Our team has used both methods and I can tell you from experience that they both work just fine. Despite what many believe, shaft collars are more than adequate to hold wheels on shafts in a WCD. The problem with them, and why so many teams tap the shafts and use bolts/fender washers instead is that the collars are (as CalkinsGarrett pointed out) bulky in comparison and require you to extend the shaft beyond the wheel hub, while using the other method allows you to trim the shaft to the outside end of the hub (indeed, it requires it.) But functionally, there’s no difference in their ability to retain the wheels.
Shaft collars work fine. We never have lost a wheel using them. We generally use a shaft collar on the inside and a 1/4-20 flanged screw on the outside. The Vex Collars are a little light duty. We replace the allen socket head screw with a Torx one for a little more clamping force. You are better off using a heavy duty collar. You don’t any axial free play between the axle and the wheel. With shaft collars you sloppy with your axle length.
What was done all my years of FRC:
- 1/4-20 Tapped into the Thunderhex shaft ends.
- Lots of blue Loctite (or other equivalent thread locker)
- 0.5in-0.75in long 1/4-20 button head with a washer.
- Tighten those suckers down real good (almost to the point where you want an impact driver to get them out)
Ive heard horror stories about the Vex Shaft collars on drivetrain applications.
In 2014 (Before I started mentoring 4272), the drive team knew that they could still drive with 3 wheels (out of 6). They would count how many they lost each match, collect them, and then put them back on in the pit.
They ended up switching to the more heavy duty ones for their second regional, and that helped them out a lot.
Another disadvantage of shaft collars compared to a bolt and washer: one of the advantages of WCD is that you can increase your track width by moving the wheels closer to the frame perimeter. Shaft collars will take away more track width than a screw head and washer.
We use 1/4-20 bolts successfully.
Avoid the shaft collars with tiny screws; Thriftybot has ones with decent size hexes.
Snap rings: its vital that you turn the corners off the hex before you try to snap them on. Getting over the hex corners will permanently yield your snap rings, especially if you have an over-enthusiastic student involved.
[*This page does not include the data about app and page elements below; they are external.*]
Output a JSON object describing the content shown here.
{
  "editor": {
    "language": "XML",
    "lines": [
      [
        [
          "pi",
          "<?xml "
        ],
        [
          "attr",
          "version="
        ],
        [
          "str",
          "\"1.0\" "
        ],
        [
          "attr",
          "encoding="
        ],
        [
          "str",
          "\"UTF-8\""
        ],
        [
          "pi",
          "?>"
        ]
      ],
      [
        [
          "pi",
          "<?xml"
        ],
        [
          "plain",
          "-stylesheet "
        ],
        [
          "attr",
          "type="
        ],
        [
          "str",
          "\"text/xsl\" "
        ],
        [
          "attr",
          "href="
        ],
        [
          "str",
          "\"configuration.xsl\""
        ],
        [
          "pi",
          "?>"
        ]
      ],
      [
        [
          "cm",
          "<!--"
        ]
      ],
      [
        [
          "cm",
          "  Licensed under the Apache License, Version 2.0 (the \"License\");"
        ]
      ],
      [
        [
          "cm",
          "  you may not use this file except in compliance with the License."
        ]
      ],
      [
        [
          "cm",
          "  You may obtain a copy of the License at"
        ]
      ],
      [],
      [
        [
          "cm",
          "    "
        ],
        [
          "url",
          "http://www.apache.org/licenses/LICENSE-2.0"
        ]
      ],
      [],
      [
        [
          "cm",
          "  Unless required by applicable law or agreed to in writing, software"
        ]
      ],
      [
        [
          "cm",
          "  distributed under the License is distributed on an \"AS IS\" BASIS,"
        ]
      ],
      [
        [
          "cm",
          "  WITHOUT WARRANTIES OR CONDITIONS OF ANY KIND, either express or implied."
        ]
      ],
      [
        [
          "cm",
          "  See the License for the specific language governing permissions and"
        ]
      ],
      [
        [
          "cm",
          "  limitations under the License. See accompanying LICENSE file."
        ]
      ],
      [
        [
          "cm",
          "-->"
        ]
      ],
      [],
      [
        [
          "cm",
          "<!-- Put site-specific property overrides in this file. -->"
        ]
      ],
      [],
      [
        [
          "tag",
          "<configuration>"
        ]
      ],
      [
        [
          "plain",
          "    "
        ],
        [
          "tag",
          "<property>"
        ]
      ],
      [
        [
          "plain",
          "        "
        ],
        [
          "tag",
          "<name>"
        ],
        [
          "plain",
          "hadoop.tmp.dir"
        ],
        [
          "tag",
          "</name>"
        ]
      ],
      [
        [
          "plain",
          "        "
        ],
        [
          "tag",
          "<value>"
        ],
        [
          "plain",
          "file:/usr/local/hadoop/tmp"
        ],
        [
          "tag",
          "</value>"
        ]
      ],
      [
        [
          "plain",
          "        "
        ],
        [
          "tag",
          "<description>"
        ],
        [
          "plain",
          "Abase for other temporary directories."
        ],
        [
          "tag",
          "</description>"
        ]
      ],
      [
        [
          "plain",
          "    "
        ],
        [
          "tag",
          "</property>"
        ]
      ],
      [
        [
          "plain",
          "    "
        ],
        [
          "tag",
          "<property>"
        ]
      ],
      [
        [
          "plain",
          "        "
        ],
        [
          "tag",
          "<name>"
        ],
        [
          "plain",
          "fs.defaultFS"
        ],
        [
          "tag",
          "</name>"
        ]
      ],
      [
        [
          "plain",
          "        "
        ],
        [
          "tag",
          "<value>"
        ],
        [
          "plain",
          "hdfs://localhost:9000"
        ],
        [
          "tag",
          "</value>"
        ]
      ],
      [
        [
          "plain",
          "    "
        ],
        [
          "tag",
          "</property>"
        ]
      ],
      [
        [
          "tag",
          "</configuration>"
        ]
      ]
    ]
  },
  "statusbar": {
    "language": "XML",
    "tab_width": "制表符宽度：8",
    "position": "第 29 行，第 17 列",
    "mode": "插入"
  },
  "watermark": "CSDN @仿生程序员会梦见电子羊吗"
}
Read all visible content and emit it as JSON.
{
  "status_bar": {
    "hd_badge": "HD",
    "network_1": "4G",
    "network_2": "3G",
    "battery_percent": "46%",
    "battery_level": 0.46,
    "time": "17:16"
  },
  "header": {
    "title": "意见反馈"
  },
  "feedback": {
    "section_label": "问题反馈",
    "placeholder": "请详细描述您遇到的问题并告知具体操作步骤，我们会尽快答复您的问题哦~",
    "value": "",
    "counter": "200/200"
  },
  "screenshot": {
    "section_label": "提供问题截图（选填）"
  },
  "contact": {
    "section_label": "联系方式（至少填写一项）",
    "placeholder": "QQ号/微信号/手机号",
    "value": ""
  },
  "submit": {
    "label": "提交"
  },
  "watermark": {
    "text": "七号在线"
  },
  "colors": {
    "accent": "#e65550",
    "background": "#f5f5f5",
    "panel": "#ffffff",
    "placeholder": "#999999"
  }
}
Sometimes, if you hold your tongue just right and get in just he right place, you can get one over the hex. I tried spiral retaining rings and found they have the same problem. We have pushed snap rings off the end of shafts via the 1/4"-20 on the other end If you area using a snap ring on the inside, I suggest backing it up with a collar. Collar on the wheel side, snap ring on the outside.